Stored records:
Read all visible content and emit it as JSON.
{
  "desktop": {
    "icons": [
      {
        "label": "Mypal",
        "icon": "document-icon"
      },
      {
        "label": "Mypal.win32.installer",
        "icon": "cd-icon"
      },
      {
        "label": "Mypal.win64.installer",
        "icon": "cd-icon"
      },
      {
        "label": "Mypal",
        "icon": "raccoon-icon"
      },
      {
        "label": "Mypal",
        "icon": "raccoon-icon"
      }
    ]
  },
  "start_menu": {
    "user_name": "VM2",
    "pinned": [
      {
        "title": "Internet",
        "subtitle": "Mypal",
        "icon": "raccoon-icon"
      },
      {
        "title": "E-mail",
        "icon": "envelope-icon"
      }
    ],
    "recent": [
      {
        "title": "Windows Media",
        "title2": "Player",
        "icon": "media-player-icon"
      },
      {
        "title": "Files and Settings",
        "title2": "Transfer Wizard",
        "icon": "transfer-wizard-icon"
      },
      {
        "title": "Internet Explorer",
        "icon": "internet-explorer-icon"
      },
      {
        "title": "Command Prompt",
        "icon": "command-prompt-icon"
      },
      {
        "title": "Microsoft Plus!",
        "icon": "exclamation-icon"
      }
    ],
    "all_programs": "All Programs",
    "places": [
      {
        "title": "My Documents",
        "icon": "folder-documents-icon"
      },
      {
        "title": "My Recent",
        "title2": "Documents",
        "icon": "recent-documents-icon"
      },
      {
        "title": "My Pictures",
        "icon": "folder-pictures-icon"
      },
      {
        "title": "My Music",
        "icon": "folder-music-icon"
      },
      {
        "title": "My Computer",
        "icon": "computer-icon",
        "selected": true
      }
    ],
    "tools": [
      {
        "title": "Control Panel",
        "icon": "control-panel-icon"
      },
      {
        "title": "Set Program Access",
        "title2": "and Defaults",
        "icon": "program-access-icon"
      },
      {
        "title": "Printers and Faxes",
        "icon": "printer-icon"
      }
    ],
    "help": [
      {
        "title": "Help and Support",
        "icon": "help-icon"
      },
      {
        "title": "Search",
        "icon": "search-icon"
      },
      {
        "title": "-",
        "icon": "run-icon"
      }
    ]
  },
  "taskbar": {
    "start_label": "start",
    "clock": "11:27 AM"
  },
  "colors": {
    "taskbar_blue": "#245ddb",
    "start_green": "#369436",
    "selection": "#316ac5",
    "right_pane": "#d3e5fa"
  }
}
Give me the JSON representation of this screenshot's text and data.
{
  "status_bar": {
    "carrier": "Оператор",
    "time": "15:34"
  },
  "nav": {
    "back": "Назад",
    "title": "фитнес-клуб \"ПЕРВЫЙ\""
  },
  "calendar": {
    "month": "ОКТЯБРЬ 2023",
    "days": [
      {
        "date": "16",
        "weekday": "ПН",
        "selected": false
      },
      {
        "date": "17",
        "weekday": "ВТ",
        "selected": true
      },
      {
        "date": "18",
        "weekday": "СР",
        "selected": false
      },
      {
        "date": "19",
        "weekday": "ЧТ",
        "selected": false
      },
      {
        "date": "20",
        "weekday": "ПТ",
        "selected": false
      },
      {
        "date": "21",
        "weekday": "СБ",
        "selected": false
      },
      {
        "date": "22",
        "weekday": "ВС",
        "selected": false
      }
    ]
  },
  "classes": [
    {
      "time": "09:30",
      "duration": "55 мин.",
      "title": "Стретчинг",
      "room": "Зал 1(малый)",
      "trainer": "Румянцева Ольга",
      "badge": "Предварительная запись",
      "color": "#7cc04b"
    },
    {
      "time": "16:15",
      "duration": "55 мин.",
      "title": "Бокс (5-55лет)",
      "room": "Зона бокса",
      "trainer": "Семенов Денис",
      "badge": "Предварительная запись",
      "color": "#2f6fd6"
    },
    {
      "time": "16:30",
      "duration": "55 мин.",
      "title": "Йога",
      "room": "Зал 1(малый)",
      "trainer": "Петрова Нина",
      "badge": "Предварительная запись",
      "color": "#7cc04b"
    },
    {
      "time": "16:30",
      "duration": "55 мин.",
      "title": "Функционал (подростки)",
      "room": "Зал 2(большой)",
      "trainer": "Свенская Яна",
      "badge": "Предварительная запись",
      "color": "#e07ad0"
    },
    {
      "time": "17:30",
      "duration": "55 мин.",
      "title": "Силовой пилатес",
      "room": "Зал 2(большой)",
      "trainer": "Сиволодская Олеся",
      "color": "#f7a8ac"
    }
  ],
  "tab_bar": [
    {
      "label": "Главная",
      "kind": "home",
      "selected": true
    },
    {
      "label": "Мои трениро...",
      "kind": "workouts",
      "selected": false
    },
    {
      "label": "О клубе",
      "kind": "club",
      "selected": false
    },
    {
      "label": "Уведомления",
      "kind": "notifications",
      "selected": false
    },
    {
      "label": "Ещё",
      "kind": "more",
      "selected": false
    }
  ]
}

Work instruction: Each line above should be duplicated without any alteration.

Answer box:
Read all visible content and emit it as JSON.
{
  "desktop": {
    "icons": [
      {
        "label": "Mypal",
        "icon": "document-icon"
      },
      {
        "label": "Mypal.win32.installer",
        "icon": "cd-icon"
      },
      {
        "label": "Mypal.win64.installer",
        "icon": "cd-icon"
      },
      {
        "label": "Mypal",
        "icon": "raccoon-icon"
      },
      {
        "label": "Mypal",
        "icon": "raccoon-icon"
      }
    ]
  },
  "start_menu": {
    "user_name": "VM2",
    "pinned": [
      {
        "title": "Internet",
        "subtitle": "Mypal",
        "icon": "raccoon-icon"
      },
      {
        "title": "E-mail",
        "icon": "envelope-icon"
      }
    ],
    "recent": [
      {
        "title": "Windows Media",
        "title2": "Player",
        "icon": "media-player-icon"
      },
      {
        "title": "Files and Settings",
        "title2": "Transfer Wizard",
        "icon": "transfer-wizard-icon"
      },
      {
        "title": "Internet Explorer",
        "icon": "internet-explorer-icon"
      },
      {
        "title": "Command Prompt",
        "icon": "command-prompt-icon"
      },
      {
        "title": "Microsoft Plus!",
        "icon": "exclamation-icon"
      }
    ],
    "all_programs": "All Programs",
    "places": [
      {
        "title": "My Documents",
        "icon": "folder-documents-icon"
      },
      {
        "title": "My Recent",
        "title2": "Documents",
        "icon": "recent-documents-icon"
      },
      {
        "title": "My Pictures",
        "icon": "folder-pictures-icon"
      },
      {
        "title": "My Music",
        "icon": "folder-music-icon"
      },
      {
        "title": "My Computer",
        "icon": "computer-icon",
        "selected": true
      }
    ],
    "tools": [
      {
        "title": "Control Panel",
        "icon": "control-panel-icon"
      },
      {
        "title": "Set Program Access",
        "title2": "and Defaults",
        "icon": "program-access-icon"
      },
      {
        "title": "Printers and Faxes",
        "icon": "printer-icon"
      }
    ],
    "help": [
      {
        "title": "Help and Support",
        "icon": "help-icon"
      },
      {
        "title": "Search",
        "icon": "search-icon"
      },
      {
        "title": "-",
        "icon": "run-icon"
      }
    ]
  },
  "taskbar": {
    "start_label": "start",
    "clock": "11:27 AM"
  },
  "colors": {
    "taskbar_blue": "#245ddb",
    "start_green": "#369436",
    "selection": "#316ac5",
    "right_pane": "#d3e5fa"
  }
}
Give me the JSON representation of this screenshot's text and data.
{
  "status_bar": {
    "carrier": "Оператор",
    "time": "15:34"
  },
  "nav": {
    "back": "Назад",
    "title": "фитнес-клуб \"ПЕРВЫЙ\""
  },
  "calendar": {
    "month": "ОКТЯБРЬ 2023",
    "days": [
      {
        "date": "16",
        "weekday": "ПН",
        "selected": false
      },
      {
        "date": "17",
        "weekday": "ВТ",
        "selected": true
      },
      {
        "date": "18",
        "weekday": "СР",
        "selected": false
      },
      {
        "date": "19",
        "weekday": "ЧТ",
        "selected": false
      },
      {
        "date": "20",
        "weekday": "ПТ",
        "selected": false
      },
      {
        "date": "21",
        "weekday": "СБ",
        "selected": false
      },
      {
        "date": "22",
        "weekday": "ВС",
        "selected": false
      }
    ]
  },
  "classes": [
    {
      "time": "09:30",
      "duration": "55 мин.",
      "title": "Стретчинг",
      "room": "Зал 1(малый)",
      "trainer": "Румянцева Ольга",
      "badge": "Предварительная запись",
      "color": "#7cc04b"
    },
    {
      "time": "16:15",
      "duration": "55 мин.",
      "title": "Бокс (5-55лет)",
      "room": "Зона бокса",
      "trainer": "Семенов Денис",
      "badge": "Предварительная запись",
      "color": "#2f6fd6"
    },
    {
      "time": "16:30",
      "duration": "55 мин.",
      "title": "Йога",
      "room": "Зал 1(малый)",
      "trainer": "Петрова Нина",
      "badge": "Предварительная запись",
      "color": "#7cc04b"
    },
    {
      "time": "16:30",
      "duration": "55 мин.",
      "title": "Функционал (подростки)",
      "room": "Зал 2(большой)",
      "trainer": "Свенская Яна",
      "badge": "Предварительная запись",
      "color": "#e07ad0"
    },
    {
      "time": "17:30",
      "duration": "55 мин.",
      "title": "Силовой пилатес",
      "room": "Зал 2(большой)",
      "trainer": "Сиволодская Олеся",
      "color": "#f7a8ac"
    }
  ],
  "tab_bar": [
    {
      "label": "Главная",
      "kind": "home",
      "selected": true
    },
    {
      "label": "Мои трениро...",
      "kind": "workouts",
      "selected": false
    },
    {
      "label": "О клубе",
      "kind": "club",
      "selected": false
    },
    {
      "label": "Уведомления",
      "kind": "notifications",
      "selected": false
    },
    {
      "label": "Ещё",
      "kind": "more",
      "selected": false
    }
  ]
}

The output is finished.